**Your task:**
Filter the lines below, keeping each one that holds "into".

======== Extracted data ========

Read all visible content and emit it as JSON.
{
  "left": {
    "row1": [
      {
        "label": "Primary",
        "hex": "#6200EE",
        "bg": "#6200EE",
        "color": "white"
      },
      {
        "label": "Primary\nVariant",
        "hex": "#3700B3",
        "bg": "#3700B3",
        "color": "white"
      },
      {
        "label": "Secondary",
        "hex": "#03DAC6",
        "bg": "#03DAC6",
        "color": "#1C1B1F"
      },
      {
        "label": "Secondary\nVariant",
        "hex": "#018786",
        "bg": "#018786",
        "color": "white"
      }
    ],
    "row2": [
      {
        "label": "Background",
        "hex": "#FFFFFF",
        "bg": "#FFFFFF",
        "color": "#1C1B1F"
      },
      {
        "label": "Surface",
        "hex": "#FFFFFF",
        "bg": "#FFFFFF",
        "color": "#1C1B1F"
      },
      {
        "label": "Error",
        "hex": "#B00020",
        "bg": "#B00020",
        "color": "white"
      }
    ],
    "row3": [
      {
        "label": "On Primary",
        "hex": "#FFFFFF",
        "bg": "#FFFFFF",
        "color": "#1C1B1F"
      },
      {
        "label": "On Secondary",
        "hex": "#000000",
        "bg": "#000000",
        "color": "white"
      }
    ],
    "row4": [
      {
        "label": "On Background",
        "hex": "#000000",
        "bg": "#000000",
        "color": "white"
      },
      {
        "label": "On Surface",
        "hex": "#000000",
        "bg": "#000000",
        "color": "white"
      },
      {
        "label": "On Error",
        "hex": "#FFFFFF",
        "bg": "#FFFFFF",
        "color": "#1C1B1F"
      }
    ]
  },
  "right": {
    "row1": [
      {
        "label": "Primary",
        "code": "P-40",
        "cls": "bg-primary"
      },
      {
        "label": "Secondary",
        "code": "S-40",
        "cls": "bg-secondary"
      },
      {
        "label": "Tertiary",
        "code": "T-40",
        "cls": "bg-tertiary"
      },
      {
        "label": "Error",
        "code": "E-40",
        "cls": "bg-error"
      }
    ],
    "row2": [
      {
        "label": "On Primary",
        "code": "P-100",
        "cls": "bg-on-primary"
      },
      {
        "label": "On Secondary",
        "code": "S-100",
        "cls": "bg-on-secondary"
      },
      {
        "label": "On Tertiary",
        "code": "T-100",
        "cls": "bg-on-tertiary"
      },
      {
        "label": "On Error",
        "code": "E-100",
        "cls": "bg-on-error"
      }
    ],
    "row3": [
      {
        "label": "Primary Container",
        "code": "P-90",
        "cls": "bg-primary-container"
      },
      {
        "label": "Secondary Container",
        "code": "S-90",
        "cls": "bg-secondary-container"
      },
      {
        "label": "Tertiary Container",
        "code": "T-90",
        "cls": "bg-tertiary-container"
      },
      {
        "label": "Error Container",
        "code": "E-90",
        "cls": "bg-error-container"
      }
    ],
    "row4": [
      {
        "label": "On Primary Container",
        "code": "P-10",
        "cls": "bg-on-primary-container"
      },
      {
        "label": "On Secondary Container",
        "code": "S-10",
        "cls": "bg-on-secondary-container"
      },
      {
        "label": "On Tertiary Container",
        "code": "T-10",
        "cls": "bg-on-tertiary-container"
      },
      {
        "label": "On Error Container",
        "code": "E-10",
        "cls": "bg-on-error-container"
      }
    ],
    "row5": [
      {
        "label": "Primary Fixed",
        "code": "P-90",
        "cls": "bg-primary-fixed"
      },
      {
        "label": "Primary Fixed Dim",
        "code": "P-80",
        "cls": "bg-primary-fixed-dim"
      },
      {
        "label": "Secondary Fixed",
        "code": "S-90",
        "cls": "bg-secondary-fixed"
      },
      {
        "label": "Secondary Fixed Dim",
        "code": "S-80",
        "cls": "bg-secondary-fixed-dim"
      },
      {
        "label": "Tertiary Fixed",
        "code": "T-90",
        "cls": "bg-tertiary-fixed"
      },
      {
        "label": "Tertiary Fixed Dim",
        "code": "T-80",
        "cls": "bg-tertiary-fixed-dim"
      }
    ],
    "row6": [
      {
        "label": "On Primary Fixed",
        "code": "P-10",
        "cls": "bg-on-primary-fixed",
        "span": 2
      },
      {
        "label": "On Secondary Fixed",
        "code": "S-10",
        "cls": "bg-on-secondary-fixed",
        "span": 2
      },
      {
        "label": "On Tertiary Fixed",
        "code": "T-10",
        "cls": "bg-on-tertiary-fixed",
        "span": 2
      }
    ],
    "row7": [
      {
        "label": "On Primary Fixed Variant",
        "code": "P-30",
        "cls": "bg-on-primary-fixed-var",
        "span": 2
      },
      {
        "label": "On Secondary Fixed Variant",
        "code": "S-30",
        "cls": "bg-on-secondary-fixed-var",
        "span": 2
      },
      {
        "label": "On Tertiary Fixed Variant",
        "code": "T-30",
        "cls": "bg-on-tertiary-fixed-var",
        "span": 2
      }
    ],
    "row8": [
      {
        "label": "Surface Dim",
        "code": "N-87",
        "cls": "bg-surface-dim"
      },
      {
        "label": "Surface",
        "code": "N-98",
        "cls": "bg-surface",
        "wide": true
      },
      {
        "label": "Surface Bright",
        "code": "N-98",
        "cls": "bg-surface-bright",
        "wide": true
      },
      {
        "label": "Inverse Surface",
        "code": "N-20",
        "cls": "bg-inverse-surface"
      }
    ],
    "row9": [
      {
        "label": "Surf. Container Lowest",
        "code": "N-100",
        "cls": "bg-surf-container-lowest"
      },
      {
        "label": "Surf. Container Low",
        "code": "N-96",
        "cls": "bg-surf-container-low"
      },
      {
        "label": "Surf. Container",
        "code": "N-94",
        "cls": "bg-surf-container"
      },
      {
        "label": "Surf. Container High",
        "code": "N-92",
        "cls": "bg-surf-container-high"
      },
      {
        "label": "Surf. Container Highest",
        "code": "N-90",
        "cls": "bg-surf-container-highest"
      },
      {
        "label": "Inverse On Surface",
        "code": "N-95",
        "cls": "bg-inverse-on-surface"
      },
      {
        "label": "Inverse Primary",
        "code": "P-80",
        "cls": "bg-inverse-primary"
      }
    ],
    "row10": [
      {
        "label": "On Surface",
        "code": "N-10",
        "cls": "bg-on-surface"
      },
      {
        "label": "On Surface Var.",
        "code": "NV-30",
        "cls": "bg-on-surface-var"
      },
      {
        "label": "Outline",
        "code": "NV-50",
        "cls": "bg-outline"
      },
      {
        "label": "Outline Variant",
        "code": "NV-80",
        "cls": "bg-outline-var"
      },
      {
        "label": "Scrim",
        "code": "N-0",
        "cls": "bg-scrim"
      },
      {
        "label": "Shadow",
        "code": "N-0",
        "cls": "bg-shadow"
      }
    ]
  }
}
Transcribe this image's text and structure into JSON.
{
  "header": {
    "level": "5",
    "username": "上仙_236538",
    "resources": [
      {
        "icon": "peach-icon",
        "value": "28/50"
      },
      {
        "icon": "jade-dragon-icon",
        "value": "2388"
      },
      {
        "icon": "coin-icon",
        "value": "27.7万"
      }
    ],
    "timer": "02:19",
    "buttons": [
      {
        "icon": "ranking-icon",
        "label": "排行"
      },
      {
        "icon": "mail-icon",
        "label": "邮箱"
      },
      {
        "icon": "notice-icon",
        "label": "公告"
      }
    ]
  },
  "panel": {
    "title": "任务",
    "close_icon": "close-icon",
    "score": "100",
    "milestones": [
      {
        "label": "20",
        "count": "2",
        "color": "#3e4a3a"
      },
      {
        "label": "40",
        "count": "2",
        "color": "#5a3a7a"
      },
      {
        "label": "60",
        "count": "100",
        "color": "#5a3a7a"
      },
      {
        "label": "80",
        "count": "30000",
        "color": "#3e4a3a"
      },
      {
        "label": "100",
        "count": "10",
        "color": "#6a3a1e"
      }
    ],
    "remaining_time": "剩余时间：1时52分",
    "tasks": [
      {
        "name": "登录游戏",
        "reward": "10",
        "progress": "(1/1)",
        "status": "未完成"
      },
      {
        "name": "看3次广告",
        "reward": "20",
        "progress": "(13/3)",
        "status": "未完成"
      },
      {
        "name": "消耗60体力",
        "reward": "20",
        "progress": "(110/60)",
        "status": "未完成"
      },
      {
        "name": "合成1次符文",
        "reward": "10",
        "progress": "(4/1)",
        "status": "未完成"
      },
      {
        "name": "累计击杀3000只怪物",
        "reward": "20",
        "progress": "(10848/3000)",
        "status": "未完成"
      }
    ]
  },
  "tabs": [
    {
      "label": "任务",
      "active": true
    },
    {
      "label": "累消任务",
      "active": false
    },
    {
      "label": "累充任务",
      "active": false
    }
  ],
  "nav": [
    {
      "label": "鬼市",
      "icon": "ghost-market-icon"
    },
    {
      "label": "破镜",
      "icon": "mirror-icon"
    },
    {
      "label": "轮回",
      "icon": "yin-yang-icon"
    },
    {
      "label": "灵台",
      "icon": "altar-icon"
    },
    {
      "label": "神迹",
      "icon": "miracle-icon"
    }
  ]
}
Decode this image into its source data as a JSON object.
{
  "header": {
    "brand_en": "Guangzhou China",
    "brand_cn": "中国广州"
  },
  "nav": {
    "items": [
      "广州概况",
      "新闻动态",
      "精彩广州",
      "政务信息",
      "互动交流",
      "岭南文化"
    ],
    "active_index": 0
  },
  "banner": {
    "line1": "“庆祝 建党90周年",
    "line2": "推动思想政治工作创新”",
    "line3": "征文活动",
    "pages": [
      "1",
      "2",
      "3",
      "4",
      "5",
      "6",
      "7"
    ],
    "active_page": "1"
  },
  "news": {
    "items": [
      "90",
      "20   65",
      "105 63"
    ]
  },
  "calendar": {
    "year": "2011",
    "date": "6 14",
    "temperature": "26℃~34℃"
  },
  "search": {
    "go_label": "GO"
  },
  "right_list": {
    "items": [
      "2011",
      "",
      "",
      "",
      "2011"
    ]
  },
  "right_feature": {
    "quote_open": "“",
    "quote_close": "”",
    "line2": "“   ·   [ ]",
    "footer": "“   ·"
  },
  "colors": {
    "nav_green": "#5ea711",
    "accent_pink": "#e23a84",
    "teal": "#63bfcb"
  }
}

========

**The completed task:**
Transcribe this image's text and structure into JSON.
Decode this image into its source data as a JSON object.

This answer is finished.